> [Problem statement] Give back, unaltered, the lines from the one with "Parse this screenshot: output" to the end of the material, omitting pictures.

> [The input]

──────

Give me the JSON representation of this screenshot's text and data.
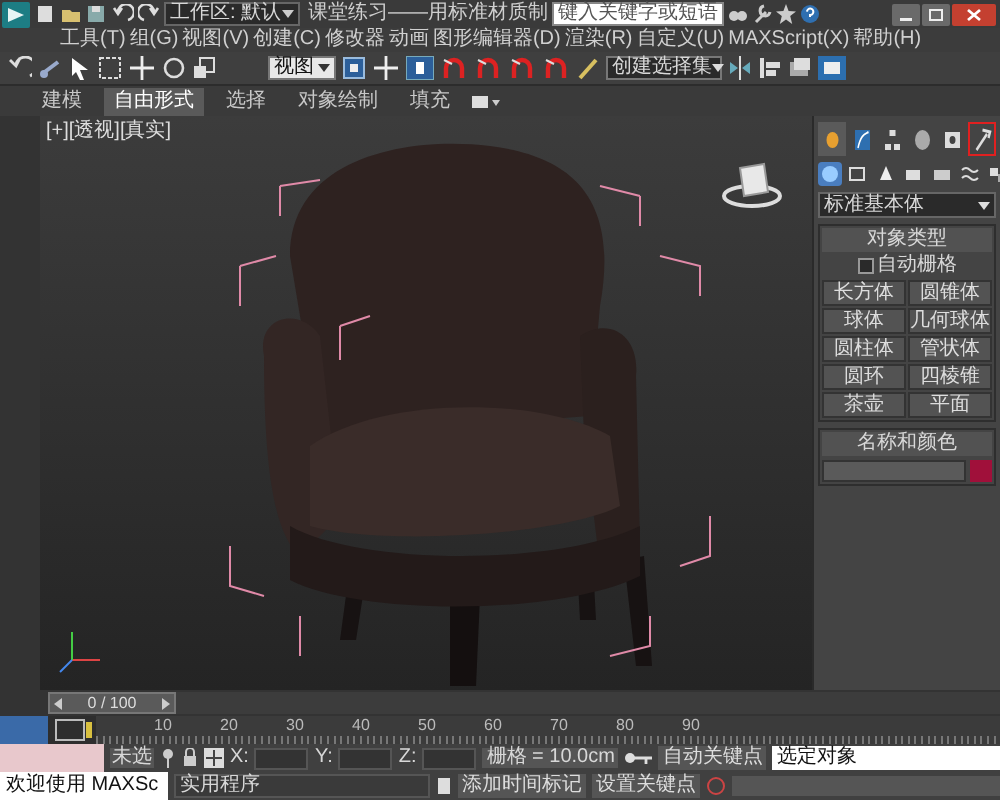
{
  "title_bar": {
    "workspace": "工作区: 默认",
    "title": "课堂练习——用标准材质制",
    "search_placeholder": "键入关键字或短语"
  },
  "menu": [
    "工具(T)",
    "组(G)",
    "视图(V)",
    "创建(C)",
    "修改器",
    "动画",
    "图形编辑器(D)",
    "渲染(R)",
    "自定义(U)",
    "MAXScript(X)",
    "帮助(H)"
  ],
  "toolbar": {
    "view_dropdown": "视图",
    "selection_set": "创建选择集"
  },
  "ribbon_tabs": [
    {
      "label": "建模",
      "selected": false
    },
    {
      "label": "自由形式",
      "selected": true
    },
    {
      "label": "选择",
      "selected": false
    },
    {
      "label": "对象绘制",
      "selected": false
    },
    {
      "label": "填充",
      "selected": false
    }
  ],
  "viewport": {
    "label": "[+][透视][真实]"
  },
  "command_panel": {
    "tabs": [
      {
        "kind": "create",
        "selected": true,
        "highlighted": false
      },
      {
        "kind": "modify",
        "selected": false,
        "highlighted": false
      },
      {
        "kind": "hierarchy",
        "selected": false,
        "highlighted": false
      },
      {
        "kind": "motion",
        "selected": false,
        "highlighted": false
      },
      {
        "kind": "display",
        "selected": false,
        "highlighted": false
      },
      {
        "kind": "utilities",
        "selected": false,
        "highlighted": true
      }
    ],
    "categories": [
      {
        "kind": "geometry",
        "selected": true
      },
      {
        "kind": "shapes",
        "selected": false
      },
      {
        "kind": "lights",
        "selected": false
      },
      {
        "kind": "cameras",
        "selected": false
      },
      {
        "kind": "helpers",
        "selected": false
      },
      {
        "kind": "spacewarps",
        "selected": false
      },
      {
        "kind": "systems",
        "selected": false
      }
    ],
    "category_dropdown": "标准基本体",
    "object_type": {
      "title": "对象类型",
      "autogrid": {
        "label": "自动栅格",
        "checked": false
      },
      "buttons": [
        "长方体",
        "圆锥体",
        "球体",
        "几何球体",
        "圆柱体",
        "管状体",
        "圆环",
        "四棱锥",
        "茶壶",
        "平面"
      ]
    },
    "name_color": {
      "title": "名称和颜色",
      "color": "#a0103a"
    }
  },
  "timeline": {
    "position": "0 / 100",
    "level": 0,
    "ticks": [
      "10",
      "20",
      "30",
      "40",
      "50",
      "60",
      "70",
      "80",
      "90"
    ]
  },
  "status": {
    "selection": "未选",
    "x": "X:",
    "y": "Y:",
    "z": "Z:",
    "grid": "栅格 = 10.0cm",
    "auto_key": "自动关键点",
    "key_mode": "选定对象",
    "welcome": "欢迎使用 MAXSc",
    "script_line": "实用程序",
    "add_time_tag": "添加时间标记",
    "set_key": "设置关键点"
  }
}
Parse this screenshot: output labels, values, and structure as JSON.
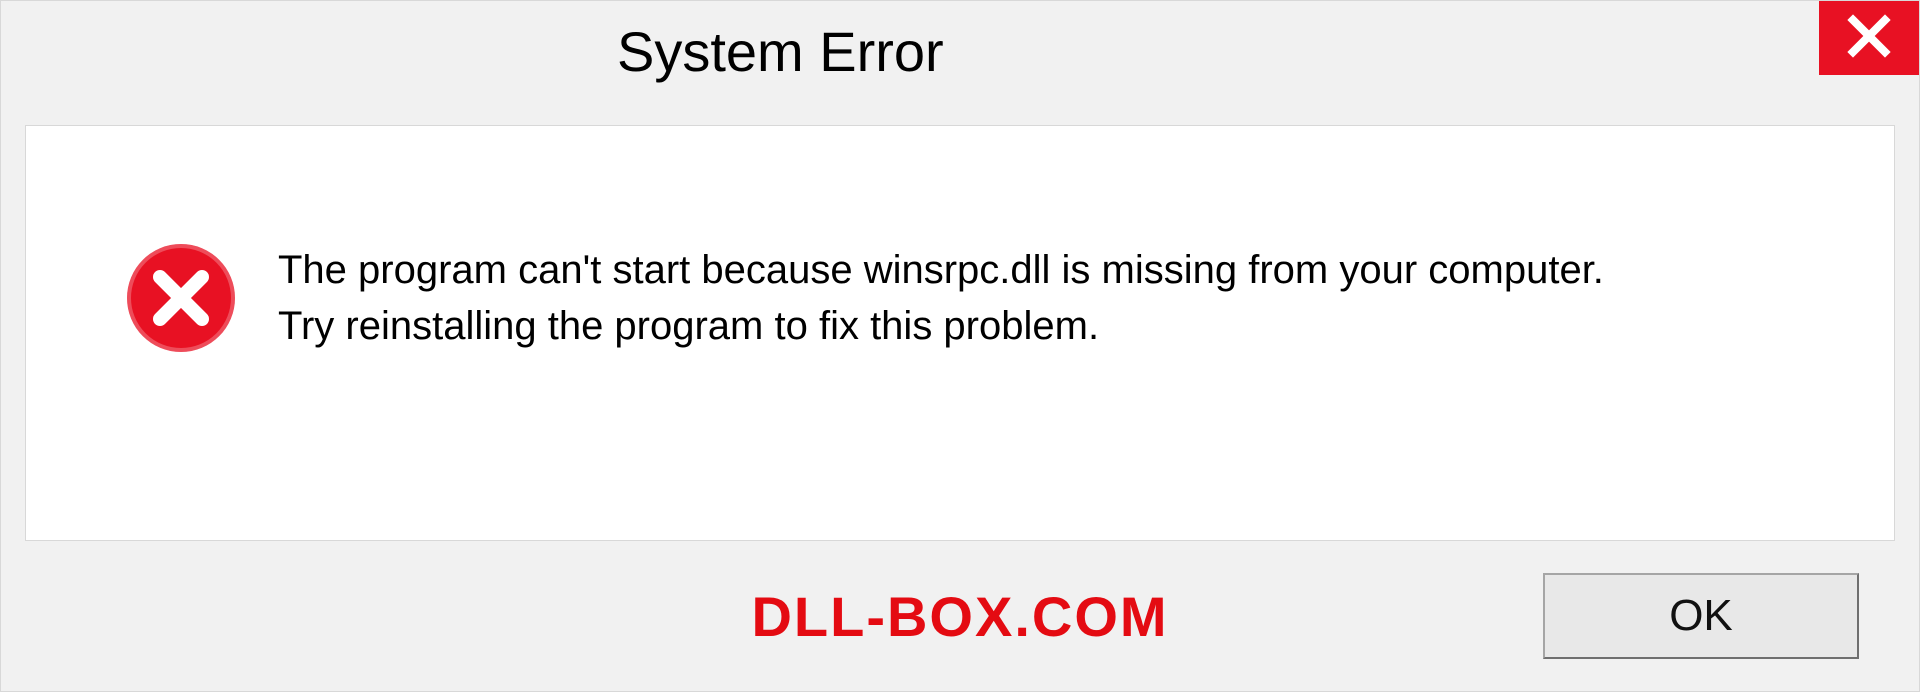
{
  "dialog": {
    "title": "System Error",
    "message_line1": "The program can't start because winsrpc.dll is missing from your computer.",
    "message_line2": "Try reinstalling the program to fix this problem.",
    "ok_label": "OK"
  },
  "watermark": "DLL-BOX.COM",
  "colors": {
    "error_red": "#e81123",
    "watermark_red": "#e40b12"
  }
}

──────

> [Exercise result]
Parse this screenshot: output labels, values, and structure as JSON.
{
  "dialog": {
    "title": "System Error",
    "message_line1": "The program can't start because winsrpc.dll is missing from your computer.",
    "message_line2": "Try reinstalling the program to fix this problem.",
    "ok_label": "OK"
  },
  "watermark": "DLL-BOX.COM",
  "colors": {
    "error_red": "#e81123",
    "watermark_red": "#e40b12"
  }
}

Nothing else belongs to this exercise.